Member Comments
Member Date
Joanne Sher 11/30/06
You did a SUPERB job of characterization on Hassan. He was so, so real to me, and human. I also love getting a completely new perspective on the maji - a story I certainly know, but had never given much thought to.
Helen Paynter11/30/06
Beautiful fragrant piece - I can't find a better word for it. I experienced the warm desert journey with Hassan - you painted it in 5 senses. Beautiful, powerful, evocative piece. And I know who you are!
Lynda Schultz 11/30/06
The ending kind of rushed at me, but this is a wonderful piece of work. I absolutely loved this beautiful bit of prose: "Such follies are pastimes for men who blow their noses in silk. " Great!
Jen Davis11/30/06
Master writing at its best. The introduction to this story is superb, and the story is very well crafted. “And I will find a way to be free one day.” I loved the ending, concluding as strongly as it began.
Pat Guy 12/01/06
If only for more of a word count! I wanted this story to continue! To address his response to the Christ Child and the stolen gold in his pocket! What a scene!

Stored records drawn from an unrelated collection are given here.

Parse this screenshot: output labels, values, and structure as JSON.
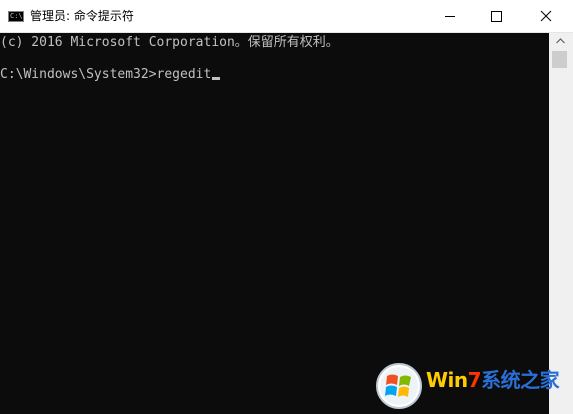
{
  "window": {
    "title": "管理员: 命令提示符",
    "app_icon": "console-icon",
    "controls": {
      "minimize_icon": "minimize-icon",
      "maximize_icon": "maximize-icon",
      "close_icon": "close-icon"
    }
  },
  "console": {
    "lines": [
      "(c) 2016 Microsoft Corporation。保留所有权利。",
      "C:\\Windows\\System32>regedit"
    ],
    "text_color": "#c0c0c0",
    "background_color": "#0c0c0c"
  },
  "watermark": {
    "logo": "windows-flag-logo",
    "text_w": "Wi",
    "text_n": "n",
    "text_7": "7",
    "text_rest": "系统之家"
  }
}
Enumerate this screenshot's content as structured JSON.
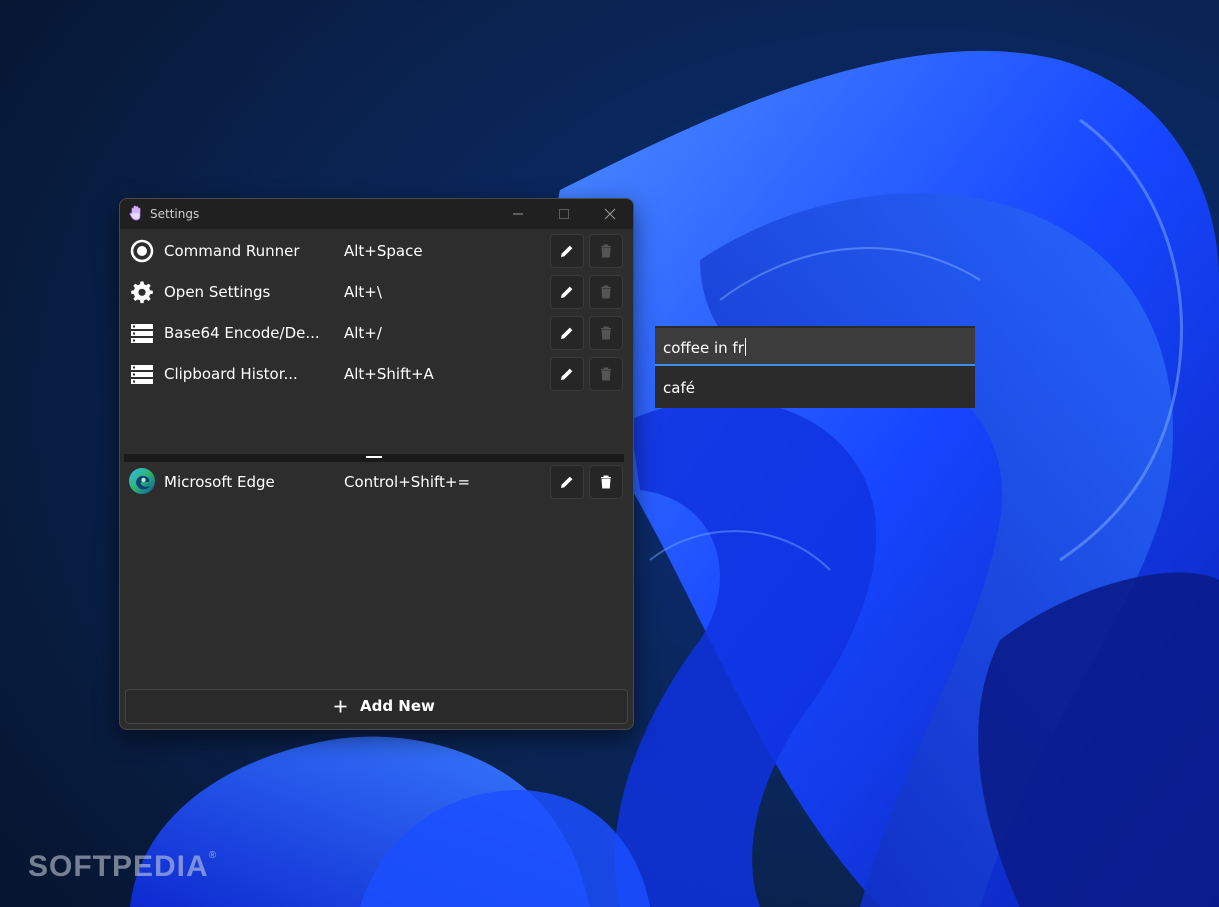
{
  "window": {
    "title": "Settings",
    "bindings": [
      {
        "name": "Command Runner",
        "shortcut": "Alt+Space",
        "icon": "record-circle-icon",
        "deletable": false
      },
      {
        "name": "Open Settings",
        "shortcut": "Alt+\\",
        "icon": "gear-icon",
        "deletable": false
      },
      {
        "name": "Base64 Encode/De...",
        "shortcut": "Alt+/",
        "icon": "list-icon",
        "deletable": false
      },
      {
        "name": "Clipboard Histor...",
        "shortcut": "Alt+Shift+A",
        "icon": "list-icon",
        "deletable": false
      }
    ],
    "apps": [
      {
        "name": "Microsoft Edge",
        "shortcut": "Control+Shift+=",
        "icon": "edge-logo-icon",
        "deletable": true
      }
    ],
    "add_label": "Add New"
  },
  "runner": {
    "query": "coffee in fr",
    "result": "café"
  },
  "watermark": "SOFTPEDIA",
  "colors": {
    "window_bg": "#2d2d2d",
    "titlebar_bg": "#202020",
    "accent": "#3d8ee8",
    "wallpaper_blue": "#1d4fff"
  }
}
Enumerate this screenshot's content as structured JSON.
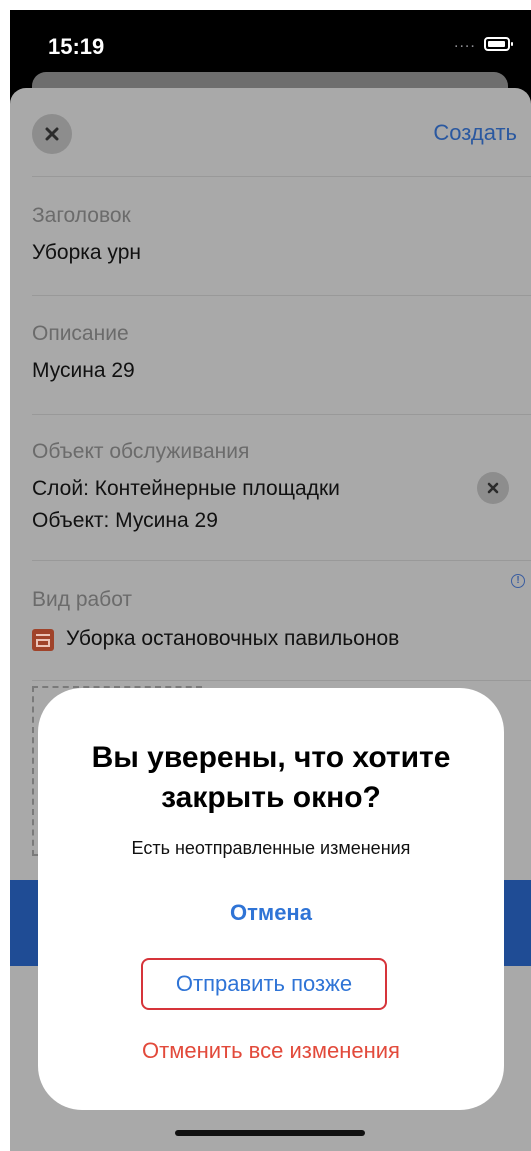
{
  "status_bar": {
    "time": "15:19",
    "signal": "....",
    "battery_icon": "battery-icon"
  },
  "header": {
    "close_icon": "close-icon",
    "create_label": "Создать"
  },
  "fields": {
    "title": {
      "label": "Заголовок",
      "value": "Уборка урн"
    },
    "description": {
      "label": "Описание",
      "value": "Мусина 29"
    },
    "service_object": {
      "label": "Объект обслуживания",
      "line1": "Слой: Контейнерные площадки",
      "line2": "Объект: Мусина 29",
      "clear_icon": "close-icon"
    },
    "work_type": {
      "label": "Вид работ",
      "value": "Уборка остановочных павильонов",
      "icon": "work-type-icon",
      "info_icon": "info-icon"
    }
  },
  "dialog": {
    "title": "Вы уверены, что хотите закрыть окно?",
    "message": "Есть неотправленные изменения",
    "cancel_label": "Отмена",
    "send_later_label": "Отправить позже",
    "discard_label": "Отменить все изменения"
  },
  "colors": {
    "accent_blue": "#2f74d6",
    "destructive_red": "#e24a3b",
    "highlight_border": "#d6343a",
    "dim_overlay": "#a9a9a9"
  }
}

Ah well, we can only imagine along with such a fine wonderful story as this.

Loved it!
Debbie Sickler12/04/06
There were a lot of good parts to this, but some of my favorites were when the master touched his sleeve where the gold was hidden and the line: "Covered as I was in a blanket of longing". I really liked the picture that created. Great job with creating an interesting and vivid entry. :)
Stephen Paynter12/04/06
Bravo! Bravo! More! More! A super entry. At my request, Helen always reads your entry aloud to me whenever she finds it - then when I finally get round to reading and commentating on it later in the week it is like coming home to an old friend. Super! I loved it. And Christmas-y too!
Donna Haug12/04/06
LOL - I kept looking for a real dung beetle! Terrific story. A little typo here: "One we have crossed" - should read 'once'. I liked the silk hanky too! ;)
Melanie Kerr 12/04/06
"A dung beetle may choose to alight on a flower, but no one will think it a butterfly."

I love that line! I thought the whole story was wonderful.
Cheri Hardaway 12/04/06
What a masterful piece of writing! Beautiful. Wonderful. Thank you. Blessings, Cheri
Donna Emery12/05/06
Wow! This is absolutely amazing. I love this unique perspective. What an incredible story. My favorite so far. Thanks so much for sharing this.
Ruth Neilson12/05/06
I can see why you are in the Masters level. wow...that was amazing. I enjoyed the story.
Shanti Singh12/05/06
This is excellent! I can only hope that I'll write like you when I grow up!
Amy Michelle Wiley 12/06/06
Wow, this was awesome. I felt the second-to-last line was lacking something, but can't say what. Otherwise powerful story!
william price12/06/06
Well, let me be the 17th commenter to step out on a limb (lol) and say this is excellent. As always, inspiring, Jan. God bless.
william price12/06/06
Oh yes. I loved the opening paragraph. Very well done.
God bless again.
Sara Harricharan 12/06/06
wow! This was great reading. quite a different look on this topic. Good job!
Debbie OConnor12/06/06
This is a masterpiece. I love everything about it. Particularly the line about Sanjar touching the sleeve where the slave had hidden his gold...one less dung beetle...and then the perfect question to end on: Has the kingdom of mercy already arrived in my master's heart. I could see everything, feel everything.
Jan, you are a pro!
Catrina Bradley 12/08/06
What a beautifully written story - so real, so powerful. I was captivated. And LOVED the ending.